Task brief: Using the listing below, return every line that includes "edge".

◇ ◇ ◇ ◇ ◇ ◇ ◇

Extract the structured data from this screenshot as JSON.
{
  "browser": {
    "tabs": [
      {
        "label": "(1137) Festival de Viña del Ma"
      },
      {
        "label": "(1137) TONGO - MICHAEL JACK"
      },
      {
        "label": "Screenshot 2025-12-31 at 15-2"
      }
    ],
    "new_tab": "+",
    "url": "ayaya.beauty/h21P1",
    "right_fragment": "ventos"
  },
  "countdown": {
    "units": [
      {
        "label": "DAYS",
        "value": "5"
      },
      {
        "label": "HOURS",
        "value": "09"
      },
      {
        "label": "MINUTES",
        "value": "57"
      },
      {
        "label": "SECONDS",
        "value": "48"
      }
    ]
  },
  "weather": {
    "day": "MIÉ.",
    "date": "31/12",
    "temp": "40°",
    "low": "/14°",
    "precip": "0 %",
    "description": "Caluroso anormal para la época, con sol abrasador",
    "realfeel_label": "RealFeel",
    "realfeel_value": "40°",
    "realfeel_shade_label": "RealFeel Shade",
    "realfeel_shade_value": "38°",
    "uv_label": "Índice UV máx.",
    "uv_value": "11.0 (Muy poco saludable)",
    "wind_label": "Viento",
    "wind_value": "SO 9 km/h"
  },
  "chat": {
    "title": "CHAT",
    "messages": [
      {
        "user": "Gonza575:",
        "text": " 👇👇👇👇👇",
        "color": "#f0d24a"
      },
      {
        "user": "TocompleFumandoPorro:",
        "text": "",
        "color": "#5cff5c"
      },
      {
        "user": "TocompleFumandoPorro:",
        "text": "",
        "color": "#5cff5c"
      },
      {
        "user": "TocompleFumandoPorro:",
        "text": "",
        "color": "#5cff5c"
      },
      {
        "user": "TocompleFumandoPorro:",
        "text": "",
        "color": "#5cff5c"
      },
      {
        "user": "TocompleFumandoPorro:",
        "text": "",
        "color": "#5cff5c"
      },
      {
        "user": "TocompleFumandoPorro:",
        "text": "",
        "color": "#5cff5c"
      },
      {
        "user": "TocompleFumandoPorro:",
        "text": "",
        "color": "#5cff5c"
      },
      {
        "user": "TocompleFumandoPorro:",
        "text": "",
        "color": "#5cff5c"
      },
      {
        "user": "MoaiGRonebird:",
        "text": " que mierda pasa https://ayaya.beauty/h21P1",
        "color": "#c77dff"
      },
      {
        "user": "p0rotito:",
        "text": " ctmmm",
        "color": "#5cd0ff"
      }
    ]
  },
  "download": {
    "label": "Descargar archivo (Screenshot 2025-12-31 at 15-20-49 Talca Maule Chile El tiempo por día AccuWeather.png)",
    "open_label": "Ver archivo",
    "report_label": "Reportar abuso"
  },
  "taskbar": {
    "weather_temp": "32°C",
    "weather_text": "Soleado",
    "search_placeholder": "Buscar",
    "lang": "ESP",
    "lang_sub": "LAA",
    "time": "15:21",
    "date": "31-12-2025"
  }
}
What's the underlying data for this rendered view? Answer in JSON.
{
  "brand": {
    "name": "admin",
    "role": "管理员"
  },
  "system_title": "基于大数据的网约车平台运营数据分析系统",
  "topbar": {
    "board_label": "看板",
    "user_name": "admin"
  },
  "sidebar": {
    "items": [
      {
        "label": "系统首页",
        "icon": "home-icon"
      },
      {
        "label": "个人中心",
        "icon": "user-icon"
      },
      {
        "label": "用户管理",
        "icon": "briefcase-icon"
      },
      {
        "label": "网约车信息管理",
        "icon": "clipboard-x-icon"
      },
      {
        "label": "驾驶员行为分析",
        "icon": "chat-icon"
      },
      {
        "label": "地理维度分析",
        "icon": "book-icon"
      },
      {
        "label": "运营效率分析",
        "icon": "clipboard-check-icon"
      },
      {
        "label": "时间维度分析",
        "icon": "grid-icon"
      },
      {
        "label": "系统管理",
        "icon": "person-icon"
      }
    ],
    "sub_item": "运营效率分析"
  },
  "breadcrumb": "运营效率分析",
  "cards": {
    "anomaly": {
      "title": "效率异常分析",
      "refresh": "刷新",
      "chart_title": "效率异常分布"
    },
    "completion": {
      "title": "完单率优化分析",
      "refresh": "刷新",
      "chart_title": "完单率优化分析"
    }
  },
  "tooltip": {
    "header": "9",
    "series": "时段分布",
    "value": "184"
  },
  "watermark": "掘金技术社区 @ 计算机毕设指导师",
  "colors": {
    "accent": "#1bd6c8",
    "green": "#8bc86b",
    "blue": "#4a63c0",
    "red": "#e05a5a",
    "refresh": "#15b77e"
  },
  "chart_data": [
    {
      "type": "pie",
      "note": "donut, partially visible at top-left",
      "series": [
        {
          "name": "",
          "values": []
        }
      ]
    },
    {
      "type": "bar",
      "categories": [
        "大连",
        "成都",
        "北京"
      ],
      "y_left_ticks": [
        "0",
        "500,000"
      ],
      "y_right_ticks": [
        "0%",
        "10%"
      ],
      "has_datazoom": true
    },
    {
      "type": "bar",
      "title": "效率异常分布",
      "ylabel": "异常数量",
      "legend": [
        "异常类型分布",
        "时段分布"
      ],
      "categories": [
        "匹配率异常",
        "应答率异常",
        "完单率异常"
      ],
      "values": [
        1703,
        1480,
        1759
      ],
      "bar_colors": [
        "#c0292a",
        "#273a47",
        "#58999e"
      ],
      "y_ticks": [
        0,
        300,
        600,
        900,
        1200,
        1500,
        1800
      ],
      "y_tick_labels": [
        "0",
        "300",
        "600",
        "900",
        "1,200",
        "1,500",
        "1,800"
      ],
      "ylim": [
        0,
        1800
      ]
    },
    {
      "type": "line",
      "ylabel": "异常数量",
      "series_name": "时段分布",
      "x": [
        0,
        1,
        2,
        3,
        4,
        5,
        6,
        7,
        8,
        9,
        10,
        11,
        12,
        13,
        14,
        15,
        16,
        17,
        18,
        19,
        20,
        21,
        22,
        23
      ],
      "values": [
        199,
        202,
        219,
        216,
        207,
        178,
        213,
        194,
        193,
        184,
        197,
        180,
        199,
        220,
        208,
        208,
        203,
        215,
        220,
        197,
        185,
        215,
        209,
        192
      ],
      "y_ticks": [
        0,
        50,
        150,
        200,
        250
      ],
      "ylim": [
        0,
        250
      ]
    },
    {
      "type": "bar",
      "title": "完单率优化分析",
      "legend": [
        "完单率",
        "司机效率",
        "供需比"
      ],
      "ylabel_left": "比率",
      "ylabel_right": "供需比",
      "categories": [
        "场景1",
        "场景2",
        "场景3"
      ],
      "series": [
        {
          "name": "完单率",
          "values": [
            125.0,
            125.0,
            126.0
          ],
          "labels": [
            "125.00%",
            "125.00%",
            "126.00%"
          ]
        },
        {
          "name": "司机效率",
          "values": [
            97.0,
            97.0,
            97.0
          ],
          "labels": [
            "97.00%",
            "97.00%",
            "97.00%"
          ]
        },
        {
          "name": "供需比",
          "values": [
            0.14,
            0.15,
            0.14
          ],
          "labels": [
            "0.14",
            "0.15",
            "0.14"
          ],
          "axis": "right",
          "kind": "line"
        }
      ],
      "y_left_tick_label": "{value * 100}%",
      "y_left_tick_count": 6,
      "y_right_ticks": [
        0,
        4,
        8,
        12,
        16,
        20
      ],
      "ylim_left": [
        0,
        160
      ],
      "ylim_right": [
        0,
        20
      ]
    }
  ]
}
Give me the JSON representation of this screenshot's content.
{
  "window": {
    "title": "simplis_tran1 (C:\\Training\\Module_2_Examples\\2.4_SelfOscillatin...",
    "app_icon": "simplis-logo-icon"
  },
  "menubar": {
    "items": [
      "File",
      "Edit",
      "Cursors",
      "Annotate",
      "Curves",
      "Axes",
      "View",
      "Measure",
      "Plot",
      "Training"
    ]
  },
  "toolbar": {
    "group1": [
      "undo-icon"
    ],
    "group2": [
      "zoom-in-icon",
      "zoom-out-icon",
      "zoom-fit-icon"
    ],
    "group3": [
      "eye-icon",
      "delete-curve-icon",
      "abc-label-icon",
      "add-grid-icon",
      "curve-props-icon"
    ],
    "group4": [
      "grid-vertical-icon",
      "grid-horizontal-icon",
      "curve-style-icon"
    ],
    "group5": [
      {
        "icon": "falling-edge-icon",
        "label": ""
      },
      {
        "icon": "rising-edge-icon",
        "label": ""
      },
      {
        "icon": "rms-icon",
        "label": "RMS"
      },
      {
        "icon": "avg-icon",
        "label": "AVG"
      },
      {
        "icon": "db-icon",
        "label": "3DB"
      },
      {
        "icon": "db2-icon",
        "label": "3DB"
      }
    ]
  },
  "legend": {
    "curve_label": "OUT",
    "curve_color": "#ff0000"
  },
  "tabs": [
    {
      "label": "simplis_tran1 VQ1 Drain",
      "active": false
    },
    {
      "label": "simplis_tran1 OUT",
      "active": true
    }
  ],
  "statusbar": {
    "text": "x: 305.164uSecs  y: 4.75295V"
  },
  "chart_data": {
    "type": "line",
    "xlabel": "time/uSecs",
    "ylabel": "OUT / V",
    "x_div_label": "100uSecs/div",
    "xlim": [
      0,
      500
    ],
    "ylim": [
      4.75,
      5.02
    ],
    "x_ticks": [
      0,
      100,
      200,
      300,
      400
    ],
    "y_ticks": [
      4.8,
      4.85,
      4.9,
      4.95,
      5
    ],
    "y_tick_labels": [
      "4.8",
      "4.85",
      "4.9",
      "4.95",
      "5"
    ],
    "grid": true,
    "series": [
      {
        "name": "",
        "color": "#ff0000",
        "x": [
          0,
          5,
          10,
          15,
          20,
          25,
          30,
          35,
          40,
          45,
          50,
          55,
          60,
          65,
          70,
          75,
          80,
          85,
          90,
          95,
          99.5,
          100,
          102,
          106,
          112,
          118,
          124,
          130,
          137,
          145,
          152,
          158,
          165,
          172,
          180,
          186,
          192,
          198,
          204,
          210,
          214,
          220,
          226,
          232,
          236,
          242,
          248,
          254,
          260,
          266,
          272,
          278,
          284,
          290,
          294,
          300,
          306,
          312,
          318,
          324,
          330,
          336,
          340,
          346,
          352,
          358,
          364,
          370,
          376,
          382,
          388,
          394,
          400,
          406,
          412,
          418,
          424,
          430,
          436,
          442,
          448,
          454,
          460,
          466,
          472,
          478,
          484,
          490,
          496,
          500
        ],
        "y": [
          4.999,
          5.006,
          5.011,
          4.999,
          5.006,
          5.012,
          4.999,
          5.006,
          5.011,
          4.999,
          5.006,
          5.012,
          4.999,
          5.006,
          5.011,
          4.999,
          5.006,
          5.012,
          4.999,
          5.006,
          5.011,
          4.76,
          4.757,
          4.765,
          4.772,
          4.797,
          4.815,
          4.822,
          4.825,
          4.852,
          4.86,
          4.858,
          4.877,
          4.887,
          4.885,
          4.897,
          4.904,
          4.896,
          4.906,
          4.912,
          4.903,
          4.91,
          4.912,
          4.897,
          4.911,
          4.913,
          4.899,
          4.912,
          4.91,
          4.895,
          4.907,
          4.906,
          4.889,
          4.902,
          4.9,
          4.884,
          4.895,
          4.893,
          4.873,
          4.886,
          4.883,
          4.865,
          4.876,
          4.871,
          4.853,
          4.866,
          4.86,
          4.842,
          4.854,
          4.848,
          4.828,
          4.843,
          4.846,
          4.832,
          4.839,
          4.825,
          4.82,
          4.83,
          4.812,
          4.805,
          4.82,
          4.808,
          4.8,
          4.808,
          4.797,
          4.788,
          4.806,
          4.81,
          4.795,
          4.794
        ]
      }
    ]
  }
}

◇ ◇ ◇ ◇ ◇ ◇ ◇

Result of this task:
        "icon": "falling-edge-icon",
        "icon": "rising-edge-icon",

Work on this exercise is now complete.